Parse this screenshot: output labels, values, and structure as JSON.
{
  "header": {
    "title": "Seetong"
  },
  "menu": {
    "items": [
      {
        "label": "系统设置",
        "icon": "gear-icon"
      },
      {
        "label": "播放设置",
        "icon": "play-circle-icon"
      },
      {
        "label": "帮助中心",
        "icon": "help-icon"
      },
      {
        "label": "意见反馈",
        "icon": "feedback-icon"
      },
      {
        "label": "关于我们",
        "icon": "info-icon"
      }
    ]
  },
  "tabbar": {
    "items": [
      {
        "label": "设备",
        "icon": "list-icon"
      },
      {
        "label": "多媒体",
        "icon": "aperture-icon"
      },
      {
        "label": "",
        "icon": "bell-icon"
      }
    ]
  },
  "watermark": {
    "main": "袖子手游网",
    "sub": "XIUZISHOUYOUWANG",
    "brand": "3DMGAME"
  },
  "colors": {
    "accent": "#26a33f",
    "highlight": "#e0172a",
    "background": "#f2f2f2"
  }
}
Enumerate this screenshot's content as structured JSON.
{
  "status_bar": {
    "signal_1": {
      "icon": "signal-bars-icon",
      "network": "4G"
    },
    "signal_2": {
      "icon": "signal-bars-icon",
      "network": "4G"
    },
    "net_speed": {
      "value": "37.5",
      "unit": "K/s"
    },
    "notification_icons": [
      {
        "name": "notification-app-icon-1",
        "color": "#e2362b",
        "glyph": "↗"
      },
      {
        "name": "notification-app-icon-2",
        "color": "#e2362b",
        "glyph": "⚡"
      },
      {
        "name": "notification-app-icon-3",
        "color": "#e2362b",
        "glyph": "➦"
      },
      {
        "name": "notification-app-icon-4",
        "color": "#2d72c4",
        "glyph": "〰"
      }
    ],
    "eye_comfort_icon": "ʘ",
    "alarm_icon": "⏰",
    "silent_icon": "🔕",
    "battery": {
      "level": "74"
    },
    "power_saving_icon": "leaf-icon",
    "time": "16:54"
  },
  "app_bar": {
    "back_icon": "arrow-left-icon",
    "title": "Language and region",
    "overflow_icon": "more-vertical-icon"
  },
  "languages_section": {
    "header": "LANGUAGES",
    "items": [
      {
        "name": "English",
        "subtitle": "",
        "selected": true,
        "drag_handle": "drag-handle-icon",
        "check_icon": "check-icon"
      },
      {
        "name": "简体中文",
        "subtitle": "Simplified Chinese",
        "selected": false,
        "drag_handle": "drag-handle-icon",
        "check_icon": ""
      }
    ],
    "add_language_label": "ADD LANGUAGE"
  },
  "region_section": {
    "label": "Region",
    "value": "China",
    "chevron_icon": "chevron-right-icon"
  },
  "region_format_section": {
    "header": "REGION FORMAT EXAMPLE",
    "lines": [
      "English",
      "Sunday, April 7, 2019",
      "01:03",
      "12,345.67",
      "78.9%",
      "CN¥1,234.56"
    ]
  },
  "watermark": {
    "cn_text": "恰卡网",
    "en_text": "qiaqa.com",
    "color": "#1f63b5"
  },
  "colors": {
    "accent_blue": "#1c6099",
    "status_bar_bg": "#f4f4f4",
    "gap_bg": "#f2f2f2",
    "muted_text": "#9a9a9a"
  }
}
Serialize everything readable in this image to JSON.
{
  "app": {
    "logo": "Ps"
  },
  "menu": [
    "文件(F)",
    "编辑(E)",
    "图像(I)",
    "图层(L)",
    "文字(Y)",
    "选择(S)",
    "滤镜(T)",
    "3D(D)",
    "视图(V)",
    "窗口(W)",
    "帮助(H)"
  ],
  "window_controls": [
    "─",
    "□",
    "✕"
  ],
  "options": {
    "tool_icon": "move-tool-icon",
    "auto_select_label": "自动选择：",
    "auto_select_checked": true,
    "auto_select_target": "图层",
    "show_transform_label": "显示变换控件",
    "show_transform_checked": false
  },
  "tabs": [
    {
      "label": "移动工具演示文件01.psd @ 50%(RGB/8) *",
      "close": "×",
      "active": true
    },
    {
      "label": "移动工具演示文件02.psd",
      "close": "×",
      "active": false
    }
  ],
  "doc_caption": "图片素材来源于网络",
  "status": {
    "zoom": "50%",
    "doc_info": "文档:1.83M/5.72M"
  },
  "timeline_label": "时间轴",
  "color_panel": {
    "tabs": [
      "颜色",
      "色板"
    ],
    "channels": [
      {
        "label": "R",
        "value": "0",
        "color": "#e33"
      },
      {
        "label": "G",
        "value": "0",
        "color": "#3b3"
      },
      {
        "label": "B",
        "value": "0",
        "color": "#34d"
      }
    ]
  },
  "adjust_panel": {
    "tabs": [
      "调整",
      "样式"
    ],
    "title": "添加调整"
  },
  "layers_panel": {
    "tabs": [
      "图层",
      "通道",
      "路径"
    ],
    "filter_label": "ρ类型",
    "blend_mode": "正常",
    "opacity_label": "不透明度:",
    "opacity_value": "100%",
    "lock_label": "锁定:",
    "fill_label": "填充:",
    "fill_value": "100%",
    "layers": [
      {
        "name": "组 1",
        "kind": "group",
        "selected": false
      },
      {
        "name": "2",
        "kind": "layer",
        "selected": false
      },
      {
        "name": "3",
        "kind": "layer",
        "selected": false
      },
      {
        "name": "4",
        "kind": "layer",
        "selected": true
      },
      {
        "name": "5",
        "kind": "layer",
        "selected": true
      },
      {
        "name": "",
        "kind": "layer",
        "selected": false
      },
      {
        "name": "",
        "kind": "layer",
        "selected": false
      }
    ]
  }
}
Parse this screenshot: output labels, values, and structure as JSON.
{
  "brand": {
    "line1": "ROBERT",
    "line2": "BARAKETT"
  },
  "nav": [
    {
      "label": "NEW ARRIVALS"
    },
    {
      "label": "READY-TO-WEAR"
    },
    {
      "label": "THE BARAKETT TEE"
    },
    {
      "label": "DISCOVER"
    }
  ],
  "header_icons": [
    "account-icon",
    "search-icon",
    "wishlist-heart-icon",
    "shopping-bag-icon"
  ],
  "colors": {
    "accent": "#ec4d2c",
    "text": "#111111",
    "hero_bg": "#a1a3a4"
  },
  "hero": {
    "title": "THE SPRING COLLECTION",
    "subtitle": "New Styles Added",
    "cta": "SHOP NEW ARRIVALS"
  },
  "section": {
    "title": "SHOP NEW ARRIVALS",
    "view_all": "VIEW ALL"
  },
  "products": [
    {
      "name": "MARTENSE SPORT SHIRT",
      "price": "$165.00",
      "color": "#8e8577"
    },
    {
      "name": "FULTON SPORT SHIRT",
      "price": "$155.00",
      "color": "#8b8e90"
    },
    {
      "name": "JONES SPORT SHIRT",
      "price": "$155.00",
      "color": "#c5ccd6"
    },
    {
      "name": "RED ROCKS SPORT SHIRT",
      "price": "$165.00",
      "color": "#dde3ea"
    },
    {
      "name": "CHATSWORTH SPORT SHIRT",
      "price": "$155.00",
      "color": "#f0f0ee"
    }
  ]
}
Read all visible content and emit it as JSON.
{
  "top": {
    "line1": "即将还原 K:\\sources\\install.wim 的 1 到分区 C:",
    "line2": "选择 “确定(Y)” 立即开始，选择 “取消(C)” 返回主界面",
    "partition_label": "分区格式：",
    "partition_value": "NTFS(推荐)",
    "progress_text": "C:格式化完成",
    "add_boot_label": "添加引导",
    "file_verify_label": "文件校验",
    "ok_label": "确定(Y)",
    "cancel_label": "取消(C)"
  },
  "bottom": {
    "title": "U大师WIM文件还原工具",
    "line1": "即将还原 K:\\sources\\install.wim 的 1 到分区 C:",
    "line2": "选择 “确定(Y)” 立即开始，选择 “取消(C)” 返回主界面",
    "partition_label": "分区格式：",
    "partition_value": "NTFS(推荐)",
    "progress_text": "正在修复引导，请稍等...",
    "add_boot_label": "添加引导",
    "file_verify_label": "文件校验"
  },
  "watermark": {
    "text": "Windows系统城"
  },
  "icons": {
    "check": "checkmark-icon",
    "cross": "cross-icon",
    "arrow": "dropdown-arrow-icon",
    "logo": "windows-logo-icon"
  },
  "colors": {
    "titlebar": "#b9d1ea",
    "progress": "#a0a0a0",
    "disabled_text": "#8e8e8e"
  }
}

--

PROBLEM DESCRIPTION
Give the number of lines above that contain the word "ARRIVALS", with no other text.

WRITTEN RESPONSE
3